• _Exercise_: Copy out the entries that come next, exactly.
== == ==
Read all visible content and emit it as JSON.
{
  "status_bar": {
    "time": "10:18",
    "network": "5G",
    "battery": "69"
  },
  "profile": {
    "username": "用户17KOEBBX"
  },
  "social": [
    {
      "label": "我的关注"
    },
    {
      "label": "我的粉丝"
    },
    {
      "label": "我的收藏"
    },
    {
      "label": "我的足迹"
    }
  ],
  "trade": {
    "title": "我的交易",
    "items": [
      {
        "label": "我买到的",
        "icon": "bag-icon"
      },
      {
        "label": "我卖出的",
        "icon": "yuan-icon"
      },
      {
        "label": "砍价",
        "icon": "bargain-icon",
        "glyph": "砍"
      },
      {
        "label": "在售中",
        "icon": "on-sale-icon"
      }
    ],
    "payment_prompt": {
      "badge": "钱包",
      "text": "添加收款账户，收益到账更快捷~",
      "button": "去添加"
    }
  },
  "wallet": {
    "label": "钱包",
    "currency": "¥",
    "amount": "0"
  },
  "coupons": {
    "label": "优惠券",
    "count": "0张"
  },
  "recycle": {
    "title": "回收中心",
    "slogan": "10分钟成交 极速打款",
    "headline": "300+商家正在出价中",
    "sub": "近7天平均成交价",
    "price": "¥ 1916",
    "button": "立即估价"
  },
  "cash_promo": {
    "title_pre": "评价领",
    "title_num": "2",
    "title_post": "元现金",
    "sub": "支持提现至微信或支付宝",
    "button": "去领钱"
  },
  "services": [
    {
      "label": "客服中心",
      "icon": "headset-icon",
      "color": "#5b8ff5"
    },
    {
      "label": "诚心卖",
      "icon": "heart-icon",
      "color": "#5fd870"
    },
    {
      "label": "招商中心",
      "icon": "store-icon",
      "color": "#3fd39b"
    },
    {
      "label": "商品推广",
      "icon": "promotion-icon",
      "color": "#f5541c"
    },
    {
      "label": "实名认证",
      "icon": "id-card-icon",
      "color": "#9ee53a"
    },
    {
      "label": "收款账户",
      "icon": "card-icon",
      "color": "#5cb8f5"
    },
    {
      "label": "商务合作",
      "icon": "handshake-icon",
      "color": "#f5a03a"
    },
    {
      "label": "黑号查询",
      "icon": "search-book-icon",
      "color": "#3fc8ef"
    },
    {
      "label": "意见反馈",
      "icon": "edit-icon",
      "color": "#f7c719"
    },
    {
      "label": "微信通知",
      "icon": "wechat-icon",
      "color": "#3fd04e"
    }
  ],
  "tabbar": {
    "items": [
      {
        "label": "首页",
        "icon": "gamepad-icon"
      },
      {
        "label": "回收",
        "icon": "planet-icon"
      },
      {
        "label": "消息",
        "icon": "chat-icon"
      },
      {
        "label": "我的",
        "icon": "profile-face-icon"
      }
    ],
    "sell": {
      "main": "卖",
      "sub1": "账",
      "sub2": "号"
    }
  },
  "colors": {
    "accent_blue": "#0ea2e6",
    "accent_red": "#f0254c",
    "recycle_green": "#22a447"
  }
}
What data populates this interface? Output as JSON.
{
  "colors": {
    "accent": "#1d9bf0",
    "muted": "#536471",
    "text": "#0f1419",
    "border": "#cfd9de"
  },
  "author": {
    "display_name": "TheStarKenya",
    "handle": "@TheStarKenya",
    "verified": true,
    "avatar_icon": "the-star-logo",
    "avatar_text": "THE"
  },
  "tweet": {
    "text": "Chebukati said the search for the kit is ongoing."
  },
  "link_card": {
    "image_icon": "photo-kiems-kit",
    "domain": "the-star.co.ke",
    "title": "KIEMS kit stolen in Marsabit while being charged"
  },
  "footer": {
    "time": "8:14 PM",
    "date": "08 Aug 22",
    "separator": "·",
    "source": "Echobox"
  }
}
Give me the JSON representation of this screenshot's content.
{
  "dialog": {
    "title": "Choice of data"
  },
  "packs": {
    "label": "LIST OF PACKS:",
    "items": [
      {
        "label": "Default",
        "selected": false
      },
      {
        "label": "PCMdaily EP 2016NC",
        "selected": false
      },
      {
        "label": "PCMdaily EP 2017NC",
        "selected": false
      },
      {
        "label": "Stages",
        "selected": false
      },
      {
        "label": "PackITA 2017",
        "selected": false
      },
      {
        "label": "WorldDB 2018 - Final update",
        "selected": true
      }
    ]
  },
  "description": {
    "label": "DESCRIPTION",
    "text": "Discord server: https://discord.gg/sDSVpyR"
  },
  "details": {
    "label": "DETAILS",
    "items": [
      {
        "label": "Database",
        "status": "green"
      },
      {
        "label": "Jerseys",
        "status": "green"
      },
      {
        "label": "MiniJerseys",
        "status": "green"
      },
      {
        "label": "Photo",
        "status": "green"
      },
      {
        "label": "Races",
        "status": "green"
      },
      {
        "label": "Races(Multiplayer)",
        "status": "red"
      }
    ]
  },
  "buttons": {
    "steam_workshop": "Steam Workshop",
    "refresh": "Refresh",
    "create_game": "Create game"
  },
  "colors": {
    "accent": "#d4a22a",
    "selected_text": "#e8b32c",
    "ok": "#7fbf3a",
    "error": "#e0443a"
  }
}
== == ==
• _Task output_:
Read all visible content and emit it as JSON.
{
  "status_bar": {
    "time": "10:18",
    "network": "5G",
    "battery": "69"
  },
  "profile": {
    "username": "用户17KOEBBX"
  },
  "social": [
    {
      "label": "我的关注"
    },
    {
      "label": "我的粉丝"
    },
    {
      "label": "我的收藏"
    },
    {
      "label": "我的足迹"
    }
  ],
  "trade": {
    "title": "我的交易",
    "items": [
      {
        "label": "我买到的",
        "icon": "bag-icon"
      },
      {
        "label": "我卖出的",
        "icon": "yuan-icon"
      },
      {
        "label": "砍价",
        "icon": "bargain-icon",
        "glyph": "砍"
      },
      {
        "label": "在售中",
        "icon": "on-sale-icon"
      }
    ],
    "payment_prompt": {
      "badge": "钱包",
      "text": "添加收款账户，收益到账更快捷~",
      "button": "去添加"
    }
  },
  "wallet": {
    "label": "钱包",
    "currency": "¥",
    "amount": "0"
  },
  "coupons": {
    "label": "优惠券",
    "count": "0张"
  },
  "recycle": {
    "title": "回收中心",
    "slogan": "10分钟成交 极速打款",
    "headline": "300+商家正在出价中",
    "sub": "近7天平均成交价",
    "price": "¥ 1916",
    "button": "立即估价"
  },
  "cash_promo": {
    "title_pre": "评价领",
    "title_num": "2",
    "title_post": "元现金",
    "sub": "支持提现至微信或支付宝",
    "button": "去领钱"
  },
  "services": [
    {
      "label": "客服中心",
      "icon": "headset-icon",
      "color": "#5b8ff5"
    },
    {
      "label": "诚心卖",
      "icon": "heart-icon",
      "color": "#5fd870"
    },
    {
      "label": "招商中心",
      "icon": "store-icon",
      "color": "#3fd39b"
    },
    {
      "label": "商品推广",
      "icon": "promotion-icon",
      "color": "#f5541c"
    },
    {
      "label": "实名认证",
      "icon": "id-card-icon",
      "color": "#9ee53a"
    },
    {
      "label": "收款账户",
      "icon": "card-icon",
      "color": "#5cb8f5"
    },
    {
      "label": "商务合作",
      "icon": "handshake-icon",
      "color": "#f5a03a"
    },
    {
      "label": "黑号查询",
      "icon": "search-book-icon",
      "color": "#3fc8ef"
    },
    {
      "label": "意见反馈",
      "icon": "edit-icon",
      "color": "#f7c719"
    },
    {
      "label": "微信通知",
      "icon": "wechat-icon",
      "color": "#3fd04e"
    }
  ],
  "tabbar": {
    "items": [
      {
        "label": "首页",
        "icon": "gamepad-icon"
      },
      {
        "label": "回收",
        "icon": "planet-icon"
      },
      {
        "label": "消息",
        "icon": "chat-icon"
      },
      {
        "label": "我的",
        "icon": "profile-face-icon"
      }
    ],
    "sell": {
      "main": "卖",
      "sub1": "账",
      "sub2": "号"
    }
  },
  "colors": {
    "accent_blue": "#0ea2e6",
    "accent_red": "#f0254c",
    "recycle_green": "#22a447"
  }
}
What data populates this interface? Output as JSON.
{
  "colors": {
    "accent": "#1d9bf0",
    "muted": "#536471",
    "text": "#0f1419",
    "border": "#cfd9de"
  },
  "author": {
    "display_name": "TheStarKenya",
    "handle": "@TheStarKenya",
    "verified": true,
    "avatar_icon": "the-star-logo",
    "avatar_text": "THE"
  },
  "tweet": {
    "text": "Chebukati said the search for the kit is ongoing."
  },
  "link_card": {
    "image_icon": "photo-kiems-kit",
    "domain": "the-star.co.ke",
    "title": "KIEMS kit stolen in Marsabit while being charged"
  },
  "footer": {
    "time": "8:14 PM",
    "date": "08 Aug 22",
    "separator": "·",
    "source": "Echobox"
  }
}
Give me the JSON representation of this screenshot's content.
{
  "dialog": {
    "title": "Choice of data"
  },
  "packs": {
    "label": "LIST OF PACKS:",
    "items": [
      {
        "label": "Default",
        "selected": false
      },
      {
        "label": "PCMdaily EP 2016NC",
        "selected": false
      },
      {
        "label": "PCMdaily EP 2017NC",
        "selected": false
      },
      {
        "label": "Stages",
        "selected": false
      },
      {
        "label": "PackITA 2017",
        "selected": false
      },
      {
        "label": "WorldDB 2018 - Final update",
        "selected": true
      }
    ]
  },
  "description": {
    "label": "DESCRIPTION",
    "text": "Discord server: https://discord.gg/sDSVpyR"
  },
  "details": {
    "label": "DETAILS",
    "items": [
      {
        "label": "Database",
        "status": "green"
      },
      {
        "label": "Jerseys",
        "status": "green"
      },
      {
        "label": "MiniJerseys",
        "status": "green"
      },
      {
        "label": "Photo",
        "status": "green"
      },
      {
        "label": "Races",
        "status": "green"
      },
      {
        "label": "Races(Multiplayer)",
        "status": "red"
      }
    ]
  },
  "buttons": {
    "steam_workshop": "Steam Workshop",
    "refresh": "Refresh",
    "create_game": "Create game"
  },
  "colors": {
    "accent": "#d4a22a",
    "selected_text": "#e8b32c",
    "ok": "#7fbf3a",
    "error": "#e0443a"
  }
}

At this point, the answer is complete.